** Record set follows **

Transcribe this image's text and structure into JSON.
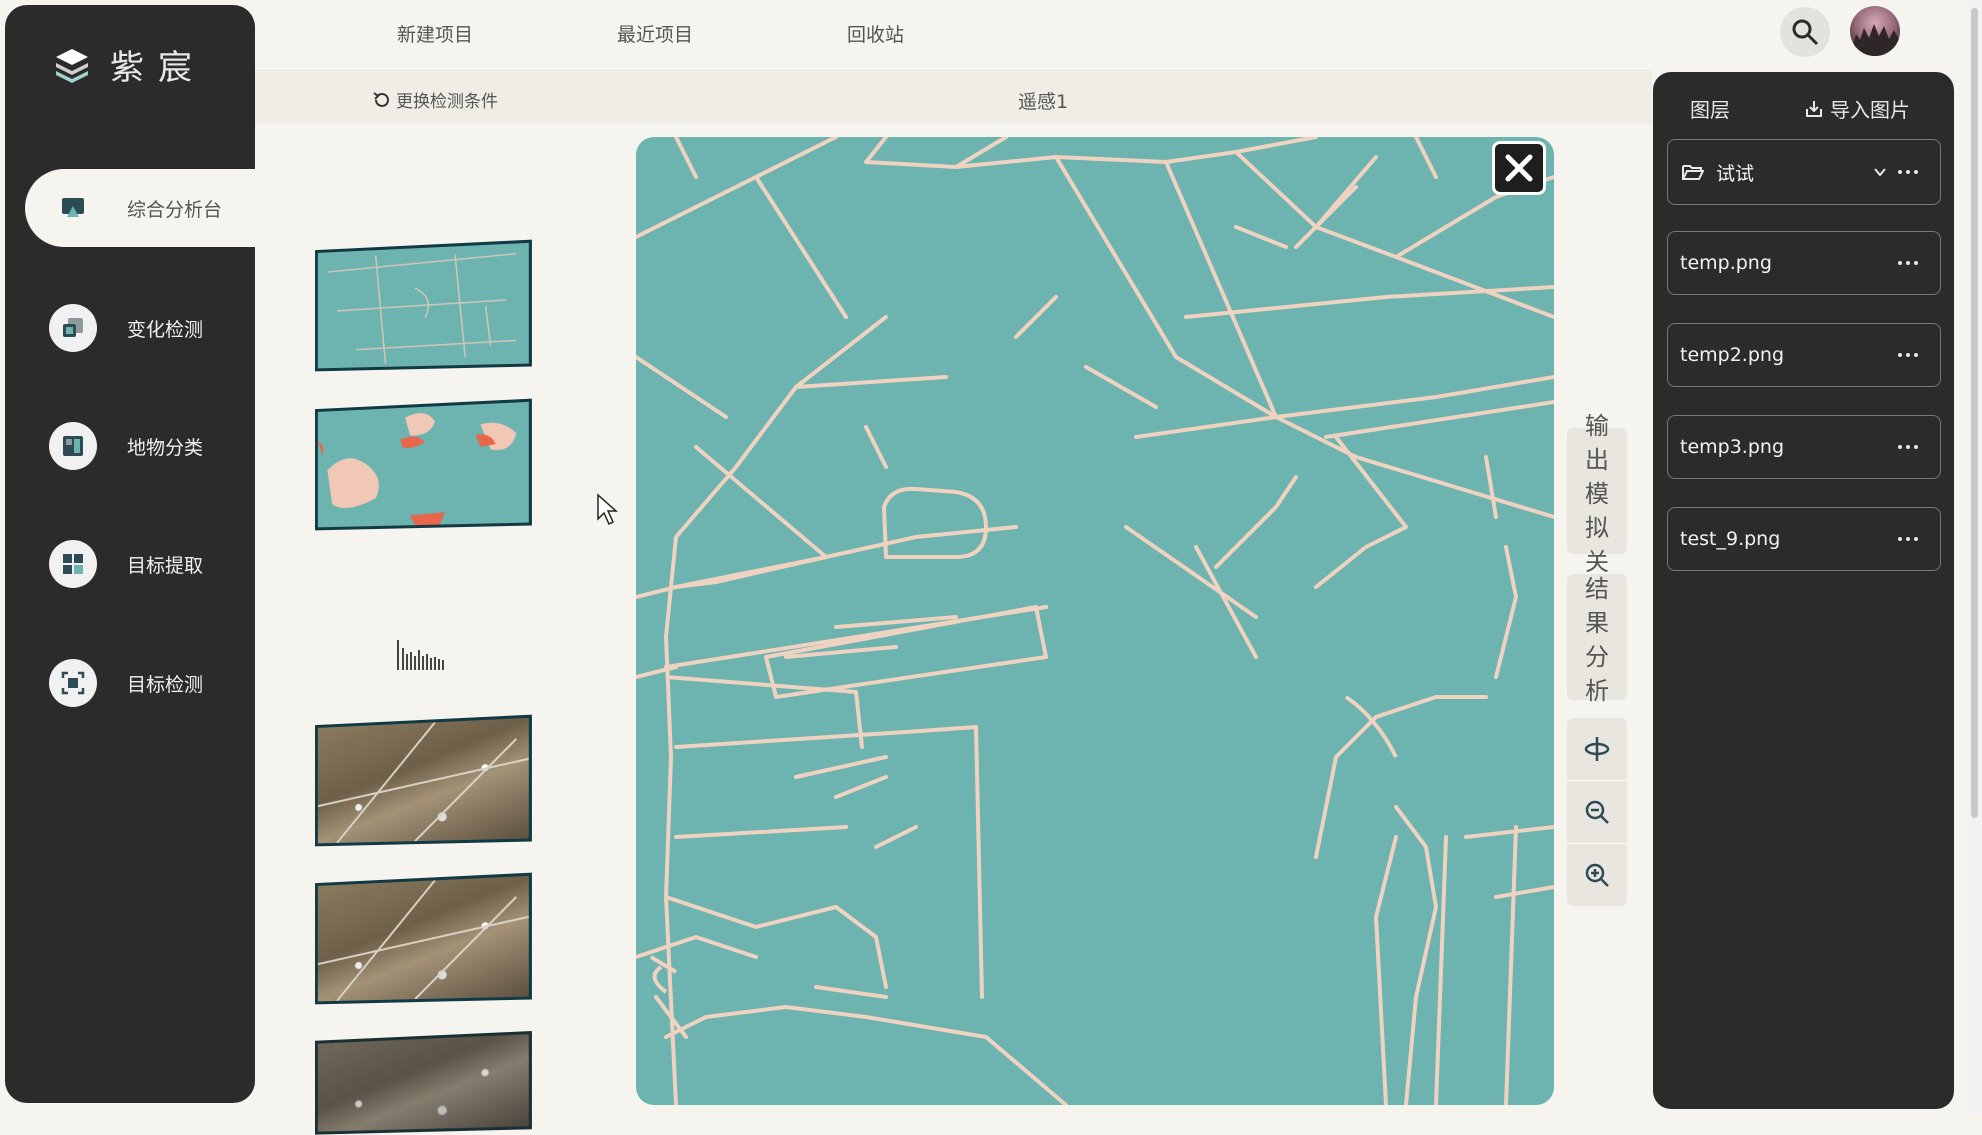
{
  "app": {
    "brand": "紫宸"
  },
  "sidebar": {
    "items": [
      {
        "label": "综合分析台",
        "icon": "monitor-icon",
        "active": true
      },
      {
        "label": "变化检测",
        "icon": "change-detect-icon",
        "active": false
      },
      {
        "label": "地物分类",
        "icon": "classify-icon",
        "active": false
      },
      {
        "label": "目标提取",
        "icon": "extract-grid-icon",
        "active": false
      },
      {
        "label": "目标检测",
        "icon": "detect-frame-icon",
        "active": false
      }
    ]
  },
  "top_menu": {
    "new_project": "新建项目",
    "recent_projects": "最近项目",
    "recycle_bin": "回收站"
  },
  "toolbar": {
    "change_condition": "更换检测条件",
    "title": "遥感1"
  },
  "tools": {
    "export": "输出模拟关",
    "result": "结果分析",
    "pan": "pan-icon",
    "zoom_out": "zoom-out-icon",
    "zoom_in": "zoom-in-icon"
  },
  "layers": {
    "title": "图层",
    "import_label": "导入图片",
    "folder": {
      "name": "试试",
      "icon": "folder-open-icon"
    },
    "files": [
      "temp.png",
      "temp2.png",
      "temp3.png",
      "test_9.png"
    ]
  },
  "colors": {
    "sidebar_bg": "#2b2b2b",
    "map_bg": "#6db3b0",
    "road": "#efd2c0",
    "page_bg": "#f6f4ee",
    "highlight": "#e8674a"
  }
}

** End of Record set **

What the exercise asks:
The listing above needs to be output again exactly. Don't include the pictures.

Response to the exercise:
Transcribe this image's text and structure into JSON.
{
  "app": {
    "brand": "紫宸"
  },
  "sidebar": {
    "items": [
      {
        "label": "综合分析台",
        "icon": "monitor-icon",
        "active": true
      },
      {
        "label": "变化检测",
        "icon": "change-detect-icon",
        "active": false
      },
      {
        "label": "地物分类",
        "icon": "classify-icon",
        "active": false
      },
      {
        "label": "目标提取",
        "icon": "extract-grid-icon",
        "active": false
      },
      {
        "label": "目标检测",
        "icon": "detect-frame-icon",
        "active": false
      }
    ]
  },
  "top_menu": {
    "new_project": "新建项目",
    "recent_projects": "最近项目",
    "recycle_bin": "回收站"
  },
  "toolbar": {
    "change_condition": "更换检测条件",
    "title": "遥感1"
  },
  "tools": {
    "export": "输出模拟关",
    "result": "结果分析",
    "pan": "pan-icon",
    "zoom_out": "zoom-out-icon",
    "zoom_in": "zoom-in-icon"
  },
  "layers": {
    "title": "图层",
    "import_label": "导入图片",
    "folder": {
      "name": "试试",
      "icon": "folder-open-icon"
    },
    "files": [
      "temp.png",
      "temp2.png",
      "temp3.png",
      "test_9.png"
    ]
  },
  "colors": {
    "sidebar_bg": "#2b2b2b",
    "map_bg": "#6db3b0",
    "road": "#efd2c0",
    "page_bg": "#f6f4ee",
    "highlight": "#e8674a"
  }
}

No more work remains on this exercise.